The most common size for an HA cluster is a two-node cluster, since that is the minimum required to provide redundancy, but many clusters consist of many more, sometimes dozens of nodes. Such configurations can sometimes be categorized into one of the following models:
- Active/active — Traffic intended for the failed node is either passed onto an existing node or load balanced across the remaining nodes. This is usually only possible when the nodes utilize a homogeneous software configuration.
- Active/passive — Provides a fully redundant instance of each node, which is only brought online when its associated primary node fails. This configuration typically requires the most extra hardware.
- N+1 — Provides a single extra node that is brought online to take over the role of the node that has failed. In the case of heterogeneous software configuration on each primary node, the extra node must be universally capable of assuming any of the roles of the primary nodes it is responsible for. This normally refers to clusters which have multiple services running simultaneously; in the single service case, this degenerates to active/passive.
- N+M — In cases where a single cluster is managing many services, having only one dedicated failover node may not offer sufficient redundancy. In such cases, more than one (M) standby servers are included and available. The number of standby servers is a tradeoff between cost and reliability requirements.
- N-to-1 — Allows the failover standby node to become the active one temporarily, until the original node can be restored or brought back online, at which point the services or instances must be failed-back to it in order to restore high availability.
- N-to-N — A combination of active/active and N+M clusters, N to N clusters redistribute the services, instances or connections from the failed node among the remaining active nodes, thus eliminating (as with active/active) the need for a ‘standby’ node, but introducing a need for extra capacity on all active nodes.
HA clusters usually utilize all available techniques to make the individual systems and shared infrastructure as reliable as possible.
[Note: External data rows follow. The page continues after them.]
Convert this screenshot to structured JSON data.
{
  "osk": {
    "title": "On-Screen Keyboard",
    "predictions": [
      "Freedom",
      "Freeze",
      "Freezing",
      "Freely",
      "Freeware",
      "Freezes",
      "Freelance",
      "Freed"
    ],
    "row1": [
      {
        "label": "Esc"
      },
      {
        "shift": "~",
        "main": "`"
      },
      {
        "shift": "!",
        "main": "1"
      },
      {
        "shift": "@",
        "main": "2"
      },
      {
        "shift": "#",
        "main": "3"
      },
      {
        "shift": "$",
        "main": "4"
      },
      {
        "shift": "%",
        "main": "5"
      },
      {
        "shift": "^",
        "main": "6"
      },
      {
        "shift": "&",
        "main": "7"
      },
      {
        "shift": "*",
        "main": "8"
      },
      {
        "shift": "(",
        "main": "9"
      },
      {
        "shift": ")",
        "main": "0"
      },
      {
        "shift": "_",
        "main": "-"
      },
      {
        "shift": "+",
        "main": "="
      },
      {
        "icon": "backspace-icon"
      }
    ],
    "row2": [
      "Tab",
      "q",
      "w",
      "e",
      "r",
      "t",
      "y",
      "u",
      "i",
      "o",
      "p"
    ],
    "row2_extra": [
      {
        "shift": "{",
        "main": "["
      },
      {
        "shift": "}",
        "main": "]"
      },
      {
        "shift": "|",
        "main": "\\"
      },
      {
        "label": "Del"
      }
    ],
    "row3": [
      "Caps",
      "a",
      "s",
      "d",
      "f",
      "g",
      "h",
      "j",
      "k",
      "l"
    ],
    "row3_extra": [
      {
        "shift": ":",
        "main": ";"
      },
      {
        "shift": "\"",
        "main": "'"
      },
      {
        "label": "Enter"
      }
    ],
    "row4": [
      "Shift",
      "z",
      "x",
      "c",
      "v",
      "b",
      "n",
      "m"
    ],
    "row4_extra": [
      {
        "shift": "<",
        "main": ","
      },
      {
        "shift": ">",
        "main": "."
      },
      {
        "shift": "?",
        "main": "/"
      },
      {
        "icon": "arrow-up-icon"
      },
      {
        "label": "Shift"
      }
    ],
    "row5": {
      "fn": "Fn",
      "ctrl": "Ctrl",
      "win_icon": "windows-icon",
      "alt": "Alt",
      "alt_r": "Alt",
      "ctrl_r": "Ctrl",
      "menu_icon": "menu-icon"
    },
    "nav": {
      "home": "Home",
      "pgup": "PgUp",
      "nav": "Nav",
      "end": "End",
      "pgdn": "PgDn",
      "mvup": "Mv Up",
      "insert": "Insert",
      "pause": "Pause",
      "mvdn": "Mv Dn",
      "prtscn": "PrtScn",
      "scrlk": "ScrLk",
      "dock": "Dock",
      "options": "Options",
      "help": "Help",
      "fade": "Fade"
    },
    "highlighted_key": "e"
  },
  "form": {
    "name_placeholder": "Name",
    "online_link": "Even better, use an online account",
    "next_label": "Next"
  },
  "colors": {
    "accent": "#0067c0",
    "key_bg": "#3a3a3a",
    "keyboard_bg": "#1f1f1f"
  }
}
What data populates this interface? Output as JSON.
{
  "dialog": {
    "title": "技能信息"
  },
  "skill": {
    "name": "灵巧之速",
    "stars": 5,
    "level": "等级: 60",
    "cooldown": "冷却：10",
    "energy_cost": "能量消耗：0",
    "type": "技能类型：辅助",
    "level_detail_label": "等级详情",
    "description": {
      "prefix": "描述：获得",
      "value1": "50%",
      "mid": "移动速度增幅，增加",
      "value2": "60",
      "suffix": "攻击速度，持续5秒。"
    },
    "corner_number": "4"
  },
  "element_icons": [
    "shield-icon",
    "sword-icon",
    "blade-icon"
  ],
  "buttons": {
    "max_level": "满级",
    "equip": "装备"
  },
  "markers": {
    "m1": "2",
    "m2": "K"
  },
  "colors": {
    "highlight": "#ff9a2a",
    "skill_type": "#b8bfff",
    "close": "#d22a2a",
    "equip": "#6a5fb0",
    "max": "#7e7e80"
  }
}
These include:
- Disk mirroring so that failure of internal disks does not result in system crashes.
- Redundant network connections so that single cable, switch, or network interface failures do not result in network outages.
- Redundant storage area network or SAN data connections so that single cable, switch, or interface failures do not lead to loss of connectivity to the storage (this would violate the share-nothing architecture).
- Redundant electrical power inputs on different circuits, usually both or all protected by uninterruptible power supply units, and redundant power supply units, so that single power feed, cable, UPS, or power supply failures do not lead to loss of power to the system.
These features help minimize the chances that the clustering failover between systems will be required. In such a failover, the service provided is unavailable for at least a little while, so measures to avoid failover are preferred.
As we want ot improve our availability, we’ve decided that we will have second (passive) node which will be used in case of primary node failure. That is active/passive nodes configuration will be used. This second node will have the same software configuration as primary one. Application server and database will be installed there. Also RAID will be used for disks in both nodes.
In next posts I’ll try to explain how we handle failovers and data synchronization between both nodes. Which software we use, why and what are our experiences.
Posted in programming